    Dr. Cherian Samuel raised pertinent points about the rationale behind extending the Border Security Force (BSF) jurisdiction; DRDO potentially monopolising the UAV domain since the private initiatives have failed. Captain Anurag Bisen referred to the Nagorno-Karabakh conflict, where the drones proved to be a game-changer. He also questioned if we would follow a similar pathway that Americans have (transitioning more toward unmanned aerial vehicles) to mitigate the shortage of personnel. Since 2010, the U.S. has commissioned more unmanned systems vis-à-vis manned systems. Furthermore, he talked about the need for instituting international laws to govern this domain.

    Dr. Sanur Sharma had raised the issue of drone development, India’s current status, and Counter Drone Technology. Dr. Rajiv Nayan asked a question pertaining to the Armed Forces’ perspective regarding UAV-based challenges from Pakistan, China, and non-state actors, and underscored the role of academic institutions in studying this domain. The Deputy Director General, Major Gen. (Dr.) Bipin Bakshi emphasised that research on policy governing Unmanned Aircraft, Unmanned Ground Vehicles and Underwater Vehicles employability with International Law need to be carried out. He also referred to the policy paper circulated two months ago in this regard and encouraged the relevant Centre’s to produce a more in-depth study on the topic of discussion today.

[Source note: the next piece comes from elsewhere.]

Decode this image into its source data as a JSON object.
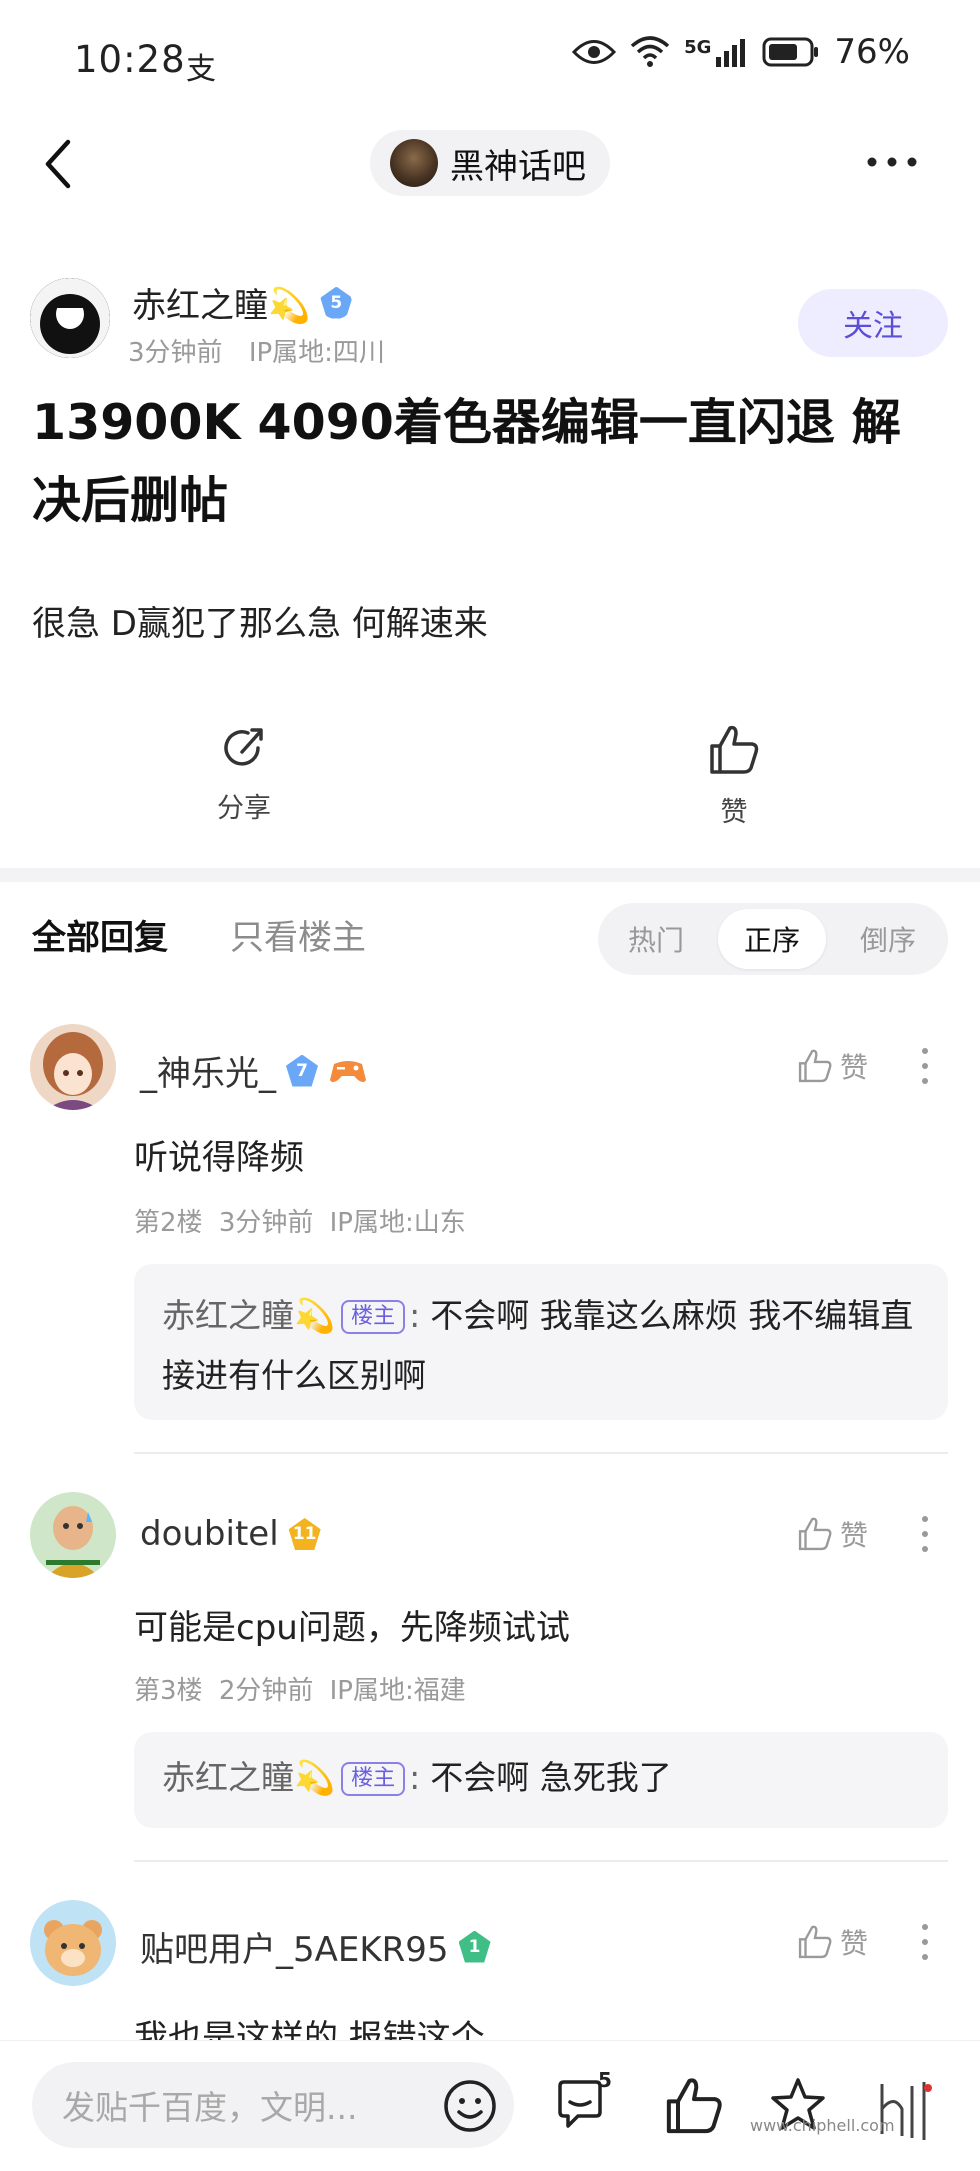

    Report prepared by Ms. Saman Ayesha Kidwai, Research Analyst, Counter Terrorism Centre, MP-IDSA.